[Dataset rows describing interfaces]
....

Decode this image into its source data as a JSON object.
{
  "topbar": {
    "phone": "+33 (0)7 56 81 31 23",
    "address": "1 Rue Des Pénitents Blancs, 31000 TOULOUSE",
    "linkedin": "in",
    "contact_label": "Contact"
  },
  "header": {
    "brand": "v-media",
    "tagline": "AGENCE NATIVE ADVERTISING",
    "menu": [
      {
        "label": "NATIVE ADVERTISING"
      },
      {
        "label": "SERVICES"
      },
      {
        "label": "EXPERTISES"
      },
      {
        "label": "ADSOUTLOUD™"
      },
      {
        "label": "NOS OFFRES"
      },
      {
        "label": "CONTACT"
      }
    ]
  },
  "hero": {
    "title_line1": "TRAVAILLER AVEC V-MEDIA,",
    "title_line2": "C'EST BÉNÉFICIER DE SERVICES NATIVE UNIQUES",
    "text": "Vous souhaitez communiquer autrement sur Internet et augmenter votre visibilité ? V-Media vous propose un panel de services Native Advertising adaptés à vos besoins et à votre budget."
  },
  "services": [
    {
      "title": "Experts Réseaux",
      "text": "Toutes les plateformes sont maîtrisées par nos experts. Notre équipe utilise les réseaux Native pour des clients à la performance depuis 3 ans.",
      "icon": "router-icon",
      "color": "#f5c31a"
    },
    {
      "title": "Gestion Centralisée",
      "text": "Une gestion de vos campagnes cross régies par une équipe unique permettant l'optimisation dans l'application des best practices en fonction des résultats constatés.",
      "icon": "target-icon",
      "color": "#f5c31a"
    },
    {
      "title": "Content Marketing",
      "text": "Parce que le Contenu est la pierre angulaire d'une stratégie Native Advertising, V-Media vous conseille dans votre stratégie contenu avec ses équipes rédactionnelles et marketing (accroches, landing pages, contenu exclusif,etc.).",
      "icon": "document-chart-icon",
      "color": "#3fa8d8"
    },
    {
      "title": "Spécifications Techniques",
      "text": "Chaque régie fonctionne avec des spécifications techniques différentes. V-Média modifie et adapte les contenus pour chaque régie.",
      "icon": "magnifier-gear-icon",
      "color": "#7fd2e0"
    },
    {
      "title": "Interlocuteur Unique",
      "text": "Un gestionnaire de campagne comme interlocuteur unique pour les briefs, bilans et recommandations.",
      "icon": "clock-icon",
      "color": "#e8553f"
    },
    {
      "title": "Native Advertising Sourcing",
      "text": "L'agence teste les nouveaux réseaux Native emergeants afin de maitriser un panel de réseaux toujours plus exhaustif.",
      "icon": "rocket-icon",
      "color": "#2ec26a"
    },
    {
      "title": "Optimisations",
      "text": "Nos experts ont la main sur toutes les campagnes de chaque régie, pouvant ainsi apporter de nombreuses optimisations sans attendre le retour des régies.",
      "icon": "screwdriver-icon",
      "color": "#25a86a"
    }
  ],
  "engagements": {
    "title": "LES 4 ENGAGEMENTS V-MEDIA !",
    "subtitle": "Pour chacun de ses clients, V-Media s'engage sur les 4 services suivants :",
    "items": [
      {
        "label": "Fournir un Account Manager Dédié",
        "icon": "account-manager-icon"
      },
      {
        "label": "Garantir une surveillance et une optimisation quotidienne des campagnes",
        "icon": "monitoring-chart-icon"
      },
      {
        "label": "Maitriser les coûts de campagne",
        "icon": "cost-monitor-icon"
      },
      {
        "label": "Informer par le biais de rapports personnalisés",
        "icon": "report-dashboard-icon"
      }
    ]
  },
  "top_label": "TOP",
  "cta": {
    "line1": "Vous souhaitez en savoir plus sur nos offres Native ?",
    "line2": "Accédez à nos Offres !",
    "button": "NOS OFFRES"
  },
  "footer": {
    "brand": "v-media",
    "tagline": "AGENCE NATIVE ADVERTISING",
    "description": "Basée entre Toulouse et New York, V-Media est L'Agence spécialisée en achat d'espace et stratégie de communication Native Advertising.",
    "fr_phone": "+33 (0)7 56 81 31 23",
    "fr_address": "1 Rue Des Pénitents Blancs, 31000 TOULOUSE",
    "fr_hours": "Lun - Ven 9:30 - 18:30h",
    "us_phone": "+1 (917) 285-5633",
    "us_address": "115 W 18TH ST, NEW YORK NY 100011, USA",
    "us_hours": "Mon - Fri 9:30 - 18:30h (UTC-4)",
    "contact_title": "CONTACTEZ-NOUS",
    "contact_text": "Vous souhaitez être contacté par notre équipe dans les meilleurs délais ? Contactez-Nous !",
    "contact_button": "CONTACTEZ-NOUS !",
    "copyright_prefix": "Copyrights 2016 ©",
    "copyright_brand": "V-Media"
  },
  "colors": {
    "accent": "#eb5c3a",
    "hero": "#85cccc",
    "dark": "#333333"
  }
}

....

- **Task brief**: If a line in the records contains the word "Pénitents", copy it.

- **Solution for this task**:
    "address": "1 Rue Des Pénitents Blancs, 31000 TOULOUSE",
    "fr_address": "1 Rue Des Pénitents Blancs, 31000 TOULOUSE",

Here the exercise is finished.